── DATASET RECORDS ──

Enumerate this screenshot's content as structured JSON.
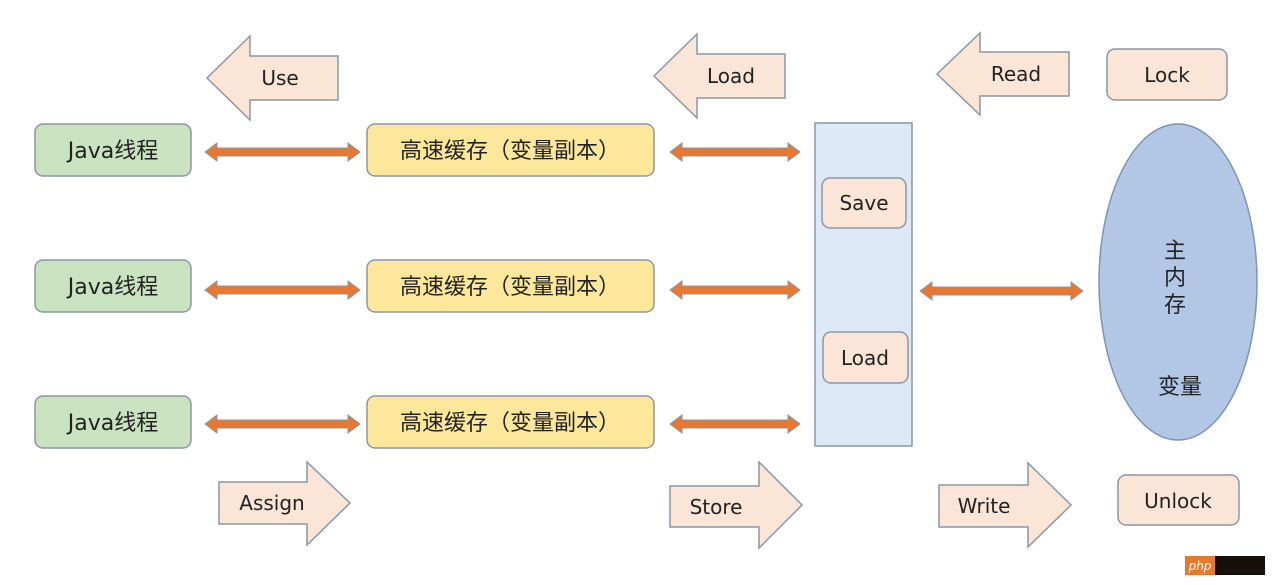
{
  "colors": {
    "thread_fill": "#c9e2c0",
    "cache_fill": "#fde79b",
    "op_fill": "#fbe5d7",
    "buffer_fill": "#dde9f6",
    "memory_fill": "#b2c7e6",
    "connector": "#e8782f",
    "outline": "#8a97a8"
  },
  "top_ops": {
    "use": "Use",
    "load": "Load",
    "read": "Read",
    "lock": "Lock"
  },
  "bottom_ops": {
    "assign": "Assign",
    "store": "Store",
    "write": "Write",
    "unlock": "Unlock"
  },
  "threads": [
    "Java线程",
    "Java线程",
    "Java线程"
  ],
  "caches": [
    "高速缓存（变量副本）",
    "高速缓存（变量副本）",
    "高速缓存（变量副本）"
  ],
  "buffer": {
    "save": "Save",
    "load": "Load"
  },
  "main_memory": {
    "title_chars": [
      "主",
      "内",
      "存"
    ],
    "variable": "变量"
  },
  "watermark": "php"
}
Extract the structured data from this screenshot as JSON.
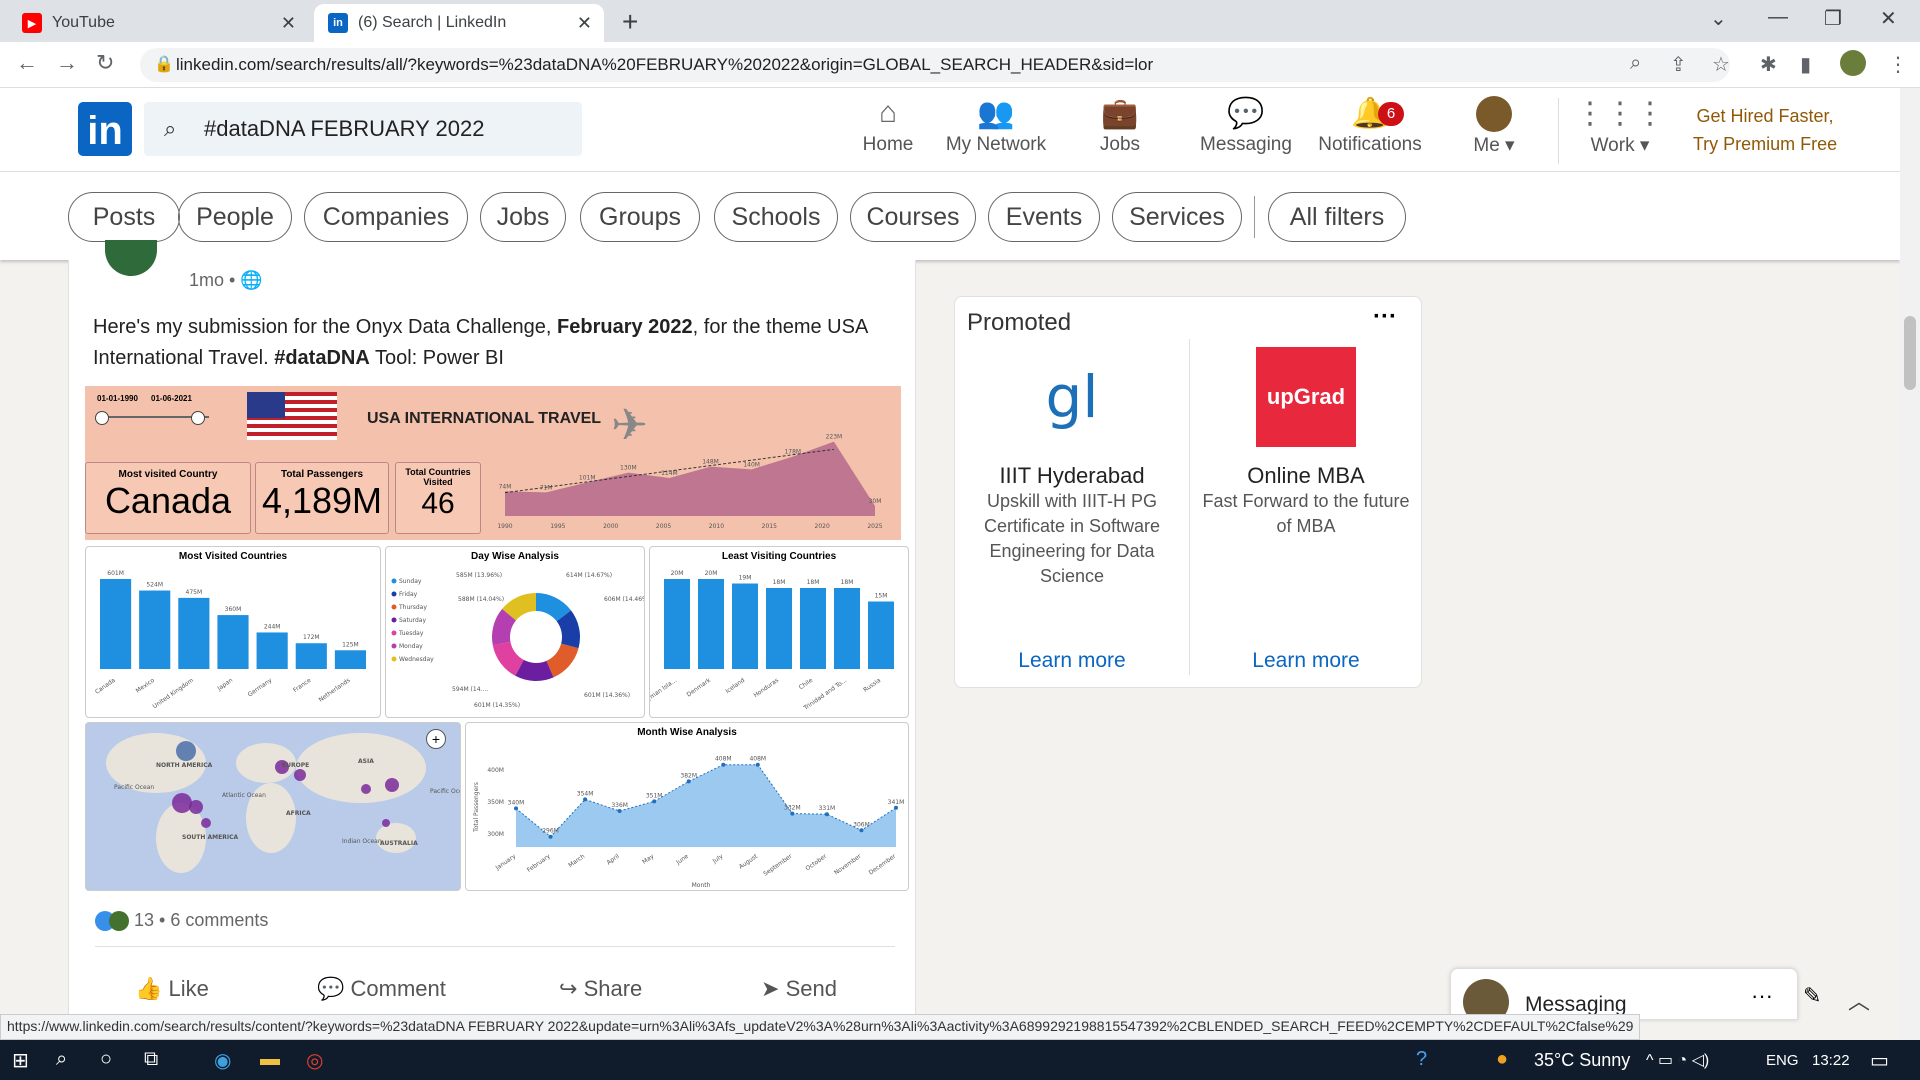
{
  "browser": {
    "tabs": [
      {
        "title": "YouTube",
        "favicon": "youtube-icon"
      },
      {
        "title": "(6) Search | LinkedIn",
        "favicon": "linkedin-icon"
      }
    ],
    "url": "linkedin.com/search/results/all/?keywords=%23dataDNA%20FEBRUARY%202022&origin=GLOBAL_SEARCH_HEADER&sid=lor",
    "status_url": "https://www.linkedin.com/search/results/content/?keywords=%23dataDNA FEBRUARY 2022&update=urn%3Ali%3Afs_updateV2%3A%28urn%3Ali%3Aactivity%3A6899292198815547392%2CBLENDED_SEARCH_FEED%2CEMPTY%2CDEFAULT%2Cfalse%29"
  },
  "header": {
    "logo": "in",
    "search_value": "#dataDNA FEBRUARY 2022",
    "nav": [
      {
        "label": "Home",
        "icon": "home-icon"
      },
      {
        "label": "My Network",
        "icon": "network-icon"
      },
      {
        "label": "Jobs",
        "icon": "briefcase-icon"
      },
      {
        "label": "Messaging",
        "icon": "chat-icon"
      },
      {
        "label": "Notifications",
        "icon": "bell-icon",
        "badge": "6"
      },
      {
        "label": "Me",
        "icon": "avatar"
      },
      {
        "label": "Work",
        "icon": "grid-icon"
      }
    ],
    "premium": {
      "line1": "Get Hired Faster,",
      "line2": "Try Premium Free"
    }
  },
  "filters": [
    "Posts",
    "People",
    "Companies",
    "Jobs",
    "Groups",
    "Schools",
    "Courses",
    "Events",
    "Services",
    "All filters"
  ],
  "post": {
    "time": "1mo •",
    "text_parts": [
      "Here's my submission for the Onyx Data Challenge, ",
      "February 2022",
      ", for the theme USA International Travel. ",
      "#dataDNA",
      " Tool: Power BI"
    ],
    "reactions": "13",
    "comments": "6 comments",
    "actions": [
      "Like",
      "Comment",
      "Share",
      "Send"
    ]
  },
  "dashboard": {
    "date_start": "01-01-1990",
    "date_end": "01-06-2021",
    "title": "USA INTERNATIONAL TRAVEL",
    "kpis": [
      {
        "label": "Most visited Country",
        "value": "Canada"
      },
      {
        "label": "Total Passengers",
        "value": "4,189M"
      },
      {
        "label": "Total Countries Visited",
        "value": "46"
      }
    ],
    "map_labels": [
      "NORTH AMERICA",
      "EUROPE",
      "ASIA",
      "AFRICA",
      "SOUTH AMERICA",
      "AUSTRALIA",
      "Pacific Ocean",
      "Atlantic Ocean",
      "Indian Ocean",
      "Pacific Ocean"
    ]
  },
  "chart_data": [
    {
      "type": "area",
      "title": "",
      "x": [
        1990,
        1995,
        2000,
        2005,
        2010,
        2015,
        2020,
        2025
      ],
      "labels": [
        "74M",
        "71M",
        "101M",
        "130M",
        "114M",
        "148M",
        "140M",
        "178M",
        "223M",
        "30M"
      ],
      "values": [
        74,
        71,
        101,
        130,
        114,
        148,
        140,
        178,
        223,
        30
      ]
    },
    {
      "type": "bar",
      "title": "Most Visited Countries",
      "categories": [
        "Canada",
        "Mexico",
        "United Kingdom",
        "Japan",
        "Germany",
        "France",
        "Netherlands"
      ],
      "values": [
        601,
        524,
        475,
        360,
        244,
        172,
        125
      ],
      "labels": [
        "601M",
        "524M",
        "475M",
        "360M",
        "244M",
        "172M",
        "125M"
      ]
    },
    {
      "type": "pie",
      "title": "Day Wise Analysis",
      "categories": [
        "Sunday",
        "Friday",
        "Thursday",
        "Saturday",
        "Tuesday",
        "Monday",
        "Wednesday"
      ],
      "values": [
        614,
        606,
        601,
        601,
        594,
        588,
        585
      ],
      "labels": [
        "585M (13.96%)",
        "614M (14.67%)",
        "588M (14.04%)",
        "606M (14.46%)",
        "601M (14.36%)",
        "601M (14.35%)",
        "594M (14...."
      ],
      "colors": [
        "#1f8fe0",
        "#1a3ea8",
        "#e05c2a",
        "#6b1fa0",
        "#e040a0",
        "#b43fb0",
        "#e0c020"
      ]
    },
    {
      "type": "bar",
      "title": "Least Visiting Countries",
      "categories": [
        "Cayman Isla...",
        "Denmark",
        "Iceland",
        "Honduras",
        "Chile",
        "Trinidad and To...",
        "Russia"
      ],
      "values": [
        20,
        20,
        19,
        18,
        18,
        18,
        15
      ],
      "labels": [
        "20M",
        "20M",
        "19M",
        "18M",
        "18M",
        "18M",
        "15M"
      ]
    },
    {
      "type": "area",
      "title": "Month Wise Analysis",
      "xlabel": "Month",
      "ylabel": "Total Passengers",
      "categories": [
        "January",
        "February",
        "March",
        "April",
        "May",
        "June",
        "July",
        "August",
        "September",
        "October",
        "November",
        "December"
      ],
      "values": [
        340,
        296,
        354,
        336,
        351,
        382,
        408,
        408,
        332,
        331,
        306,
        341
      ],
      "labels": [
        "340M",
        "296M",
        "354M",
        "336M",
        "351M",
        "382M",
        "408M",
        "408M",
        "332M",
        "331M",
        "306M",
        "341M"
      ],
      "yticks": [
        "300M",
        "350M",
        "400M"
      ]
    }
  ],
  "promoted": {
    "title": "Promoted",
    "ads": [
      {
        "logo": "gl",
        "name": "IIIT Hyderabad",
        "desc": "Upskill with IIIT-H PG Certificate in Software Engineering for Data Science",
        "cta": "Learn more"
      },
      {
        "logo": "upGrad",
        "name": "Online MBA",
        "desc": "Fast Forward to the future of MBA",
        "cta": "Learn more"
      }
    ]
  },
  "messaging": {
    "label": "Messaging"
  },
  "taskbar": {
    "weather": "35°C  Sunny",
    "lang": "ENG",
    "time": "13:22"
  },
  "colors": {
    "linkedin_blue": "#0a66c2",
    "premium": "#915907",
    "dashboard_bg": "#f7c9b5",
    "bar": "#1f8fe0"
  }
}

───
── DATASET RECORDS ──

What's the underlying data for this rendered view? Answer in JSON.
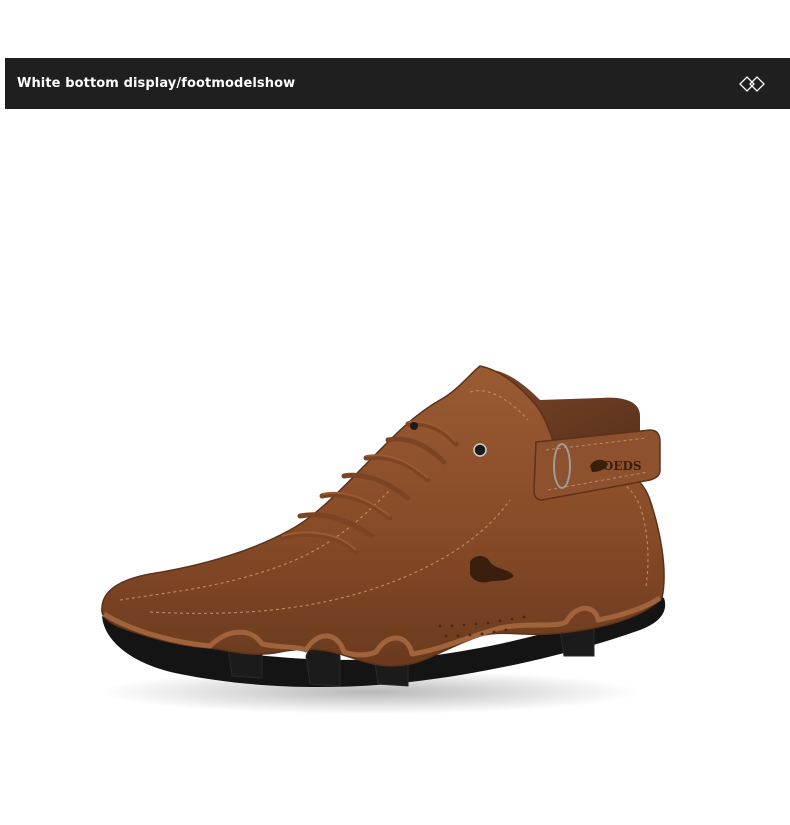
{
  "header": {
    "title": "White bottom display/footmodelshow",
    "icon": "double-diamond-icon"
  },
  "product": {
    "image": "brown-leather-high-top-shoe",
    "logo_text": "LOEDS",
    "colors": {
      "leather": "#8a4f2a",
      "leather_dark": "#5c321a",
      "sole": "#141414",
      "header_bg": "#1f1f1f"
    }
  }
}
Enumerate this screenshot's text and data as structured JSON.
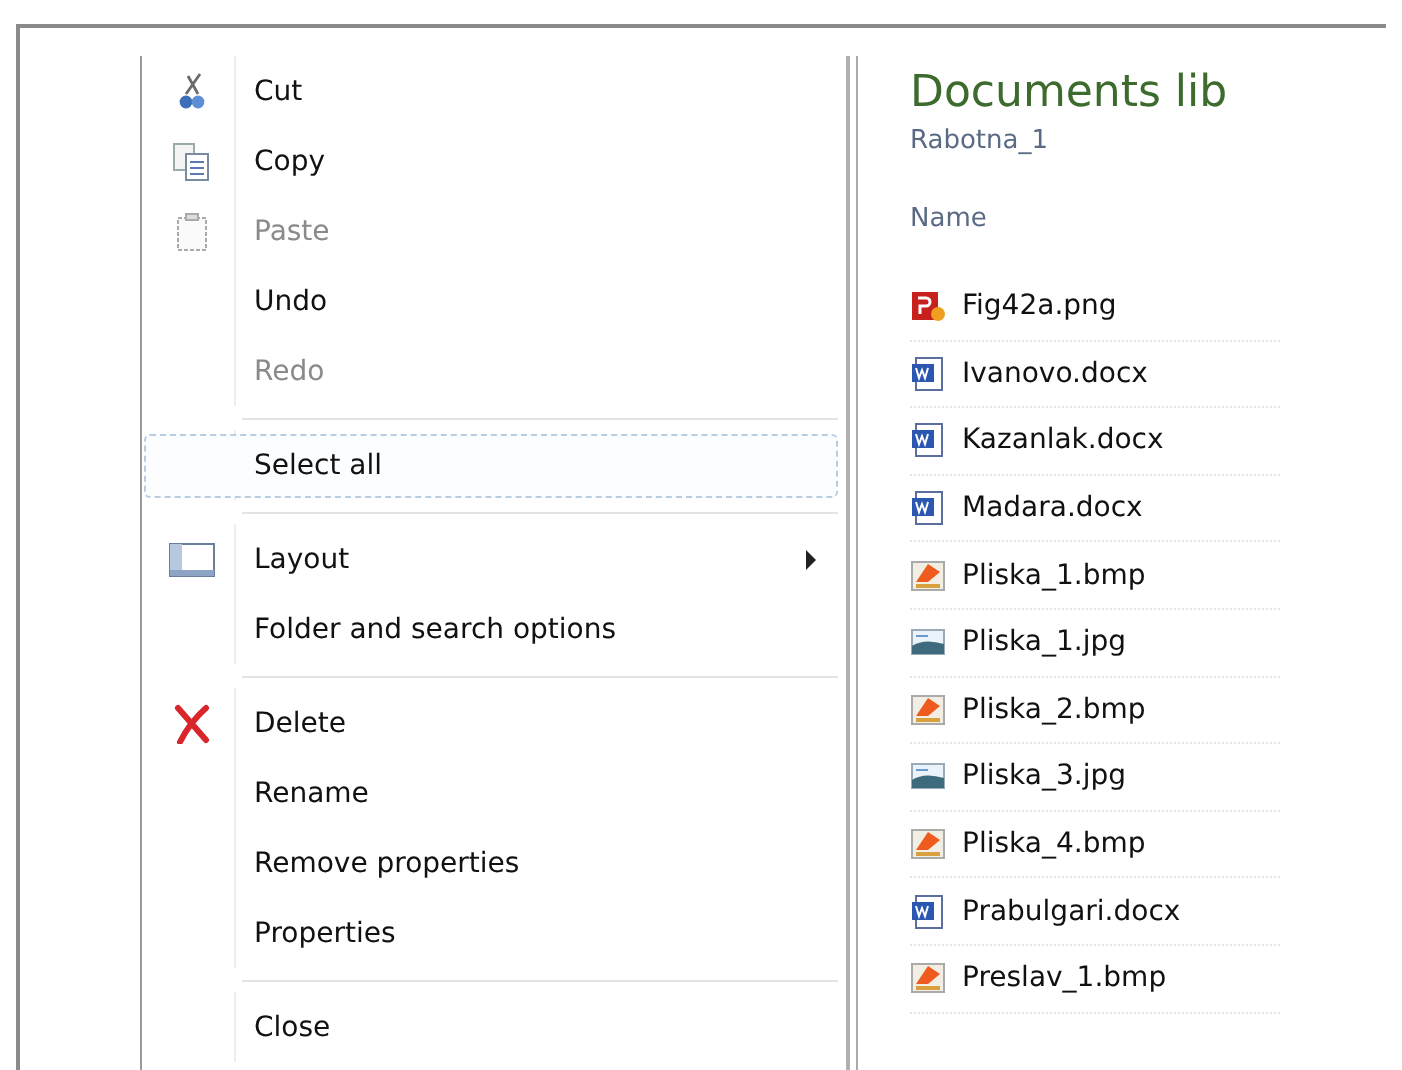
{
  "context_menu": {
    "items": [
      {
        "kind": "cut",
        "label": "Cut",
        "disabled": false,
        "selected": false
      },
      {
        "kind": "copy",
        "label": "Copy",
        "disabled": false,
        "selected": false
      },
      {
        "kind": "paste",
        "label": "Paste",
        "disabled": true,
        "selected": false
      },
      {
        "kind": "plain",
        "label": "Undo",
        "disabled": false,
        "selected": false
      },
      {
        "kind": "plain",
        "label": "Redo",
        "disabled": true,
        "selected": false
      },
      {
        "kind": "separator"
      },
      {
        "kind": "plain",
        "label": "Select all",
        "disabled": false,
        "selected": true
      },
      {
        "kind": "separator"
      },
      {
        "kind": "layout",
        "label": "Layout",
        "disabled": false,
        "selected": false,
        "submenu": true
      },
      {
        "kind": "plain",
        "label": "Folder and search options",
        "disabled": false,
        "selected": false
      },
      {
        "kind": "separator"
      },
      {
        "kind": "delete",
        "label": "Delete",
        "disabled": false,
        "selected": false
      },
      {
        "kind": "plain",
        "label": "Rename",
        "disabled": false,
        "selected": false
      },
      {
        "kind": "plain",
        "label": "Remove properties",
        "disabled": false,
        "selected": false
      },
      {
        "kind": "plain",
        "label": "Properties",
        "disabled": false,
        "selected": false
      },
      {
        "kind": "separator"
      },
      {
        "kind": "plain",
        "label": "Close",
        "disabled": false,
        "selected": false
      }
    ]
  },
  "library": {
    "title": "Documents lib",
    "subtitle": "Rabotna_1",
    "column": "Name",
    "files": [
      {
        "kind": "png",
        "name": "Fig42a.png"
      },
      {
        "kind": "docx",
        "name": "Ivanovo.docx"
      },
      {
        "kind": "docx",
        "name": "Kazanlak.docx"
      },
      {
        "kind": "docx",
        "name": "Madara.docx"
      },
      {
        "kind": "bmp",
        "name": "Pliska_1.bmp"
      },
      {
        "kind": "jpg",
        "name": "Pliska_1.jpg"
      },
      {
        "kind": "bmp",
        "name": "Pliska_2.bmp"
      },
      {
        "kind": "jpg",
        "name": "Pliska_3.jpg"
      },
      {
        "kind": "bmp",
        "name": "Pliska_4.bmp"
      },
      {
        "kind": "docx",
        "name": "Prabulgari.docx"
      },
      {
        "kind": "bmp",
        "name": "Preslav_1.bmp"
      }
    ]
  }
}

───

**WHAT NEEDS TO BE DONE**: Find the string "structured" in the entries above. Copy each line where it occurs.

**COMPLETED EXERCISE**:
Enumerate this screenshot's content as structured JSON.
Extract the structured data from this screenshot as JSON.
Enumerate this screenshot's text and data as structured JSON.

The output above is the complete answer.